Work task |
Identify all lines in the listing that include the word "title", and copy them out.

Given information |
■ ■ ■ ■ ■

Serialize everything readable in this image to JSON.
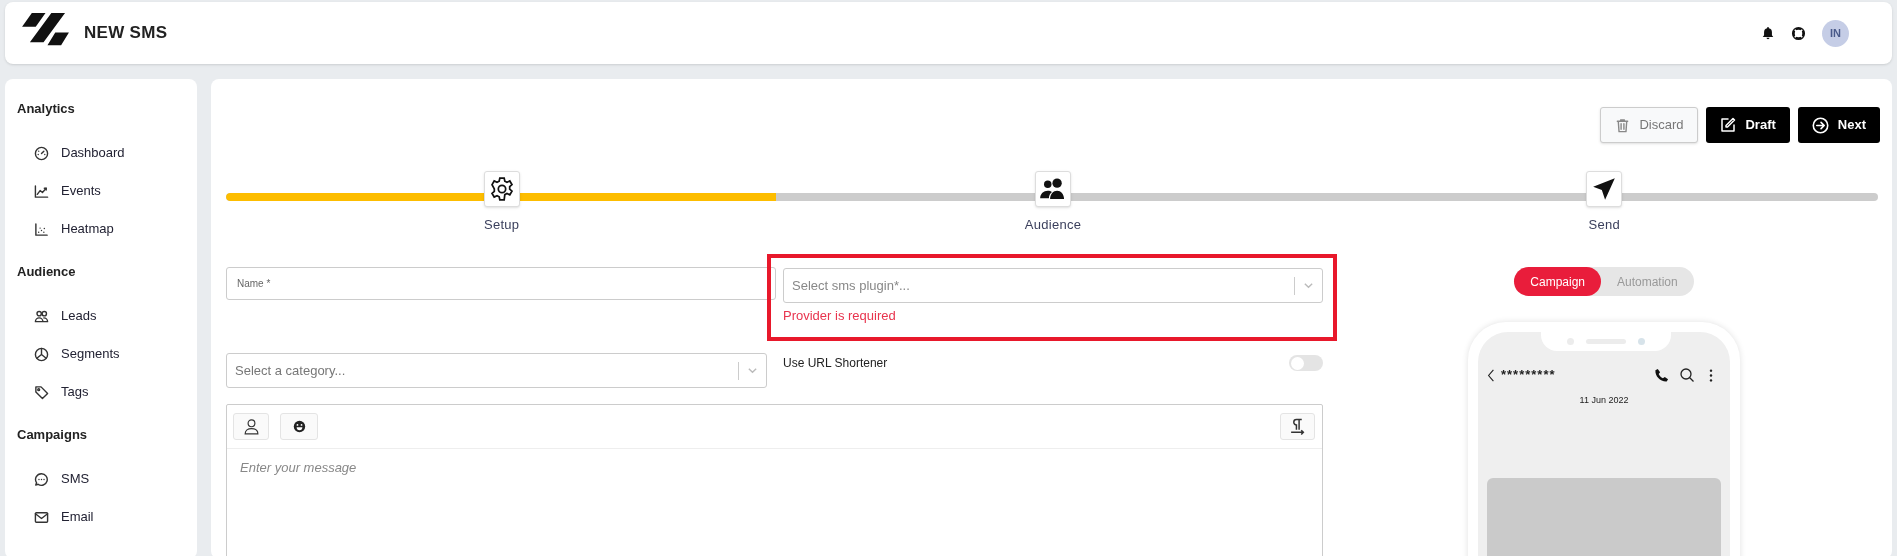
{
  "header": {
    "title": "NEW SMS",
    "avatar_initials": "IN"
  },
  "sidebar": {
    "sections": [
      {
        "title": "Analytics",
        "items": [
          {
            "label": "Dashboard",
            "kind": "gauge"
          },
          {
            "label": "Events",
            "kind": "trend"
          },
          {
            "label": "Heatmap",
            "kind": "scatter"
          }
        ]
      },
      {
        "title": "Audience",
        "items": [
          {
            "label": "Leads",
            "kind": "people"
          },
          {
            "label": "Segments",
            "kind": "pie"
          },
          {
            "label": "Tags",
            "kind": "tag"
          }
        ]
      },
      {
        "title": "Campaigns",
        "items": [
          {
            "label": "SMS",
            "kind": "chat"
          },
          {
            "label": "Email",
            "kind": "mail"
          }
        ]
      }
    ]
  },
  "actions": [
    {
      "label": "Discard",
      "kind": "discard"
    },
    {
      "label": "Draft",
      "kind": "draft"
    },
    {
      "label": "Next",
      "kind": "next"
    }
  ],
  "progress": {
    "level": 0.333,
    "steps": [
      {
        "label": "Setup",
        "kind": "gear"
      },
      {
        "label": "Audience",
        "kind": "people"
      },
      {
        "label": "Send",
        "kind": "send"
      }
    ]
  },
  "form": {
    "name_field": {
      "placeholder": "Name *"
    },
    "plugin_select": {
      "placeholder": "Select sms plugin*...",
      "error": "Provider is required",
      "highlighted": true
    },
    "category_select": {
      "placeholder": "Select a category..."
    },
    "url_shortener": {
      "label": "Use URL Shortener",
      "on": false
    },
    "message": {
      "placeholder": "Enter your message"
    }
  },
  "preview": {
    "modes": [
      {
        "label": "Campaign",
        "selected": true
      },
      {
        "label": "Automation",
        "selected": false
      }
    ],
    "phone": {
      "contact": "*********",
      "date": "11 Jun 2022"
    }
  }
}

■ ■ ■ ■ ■

Output of the exercise |
    "title": "NEW SMS",
        "title": "Analytics",
        "title": "Audience",
        "title": "Campaigns",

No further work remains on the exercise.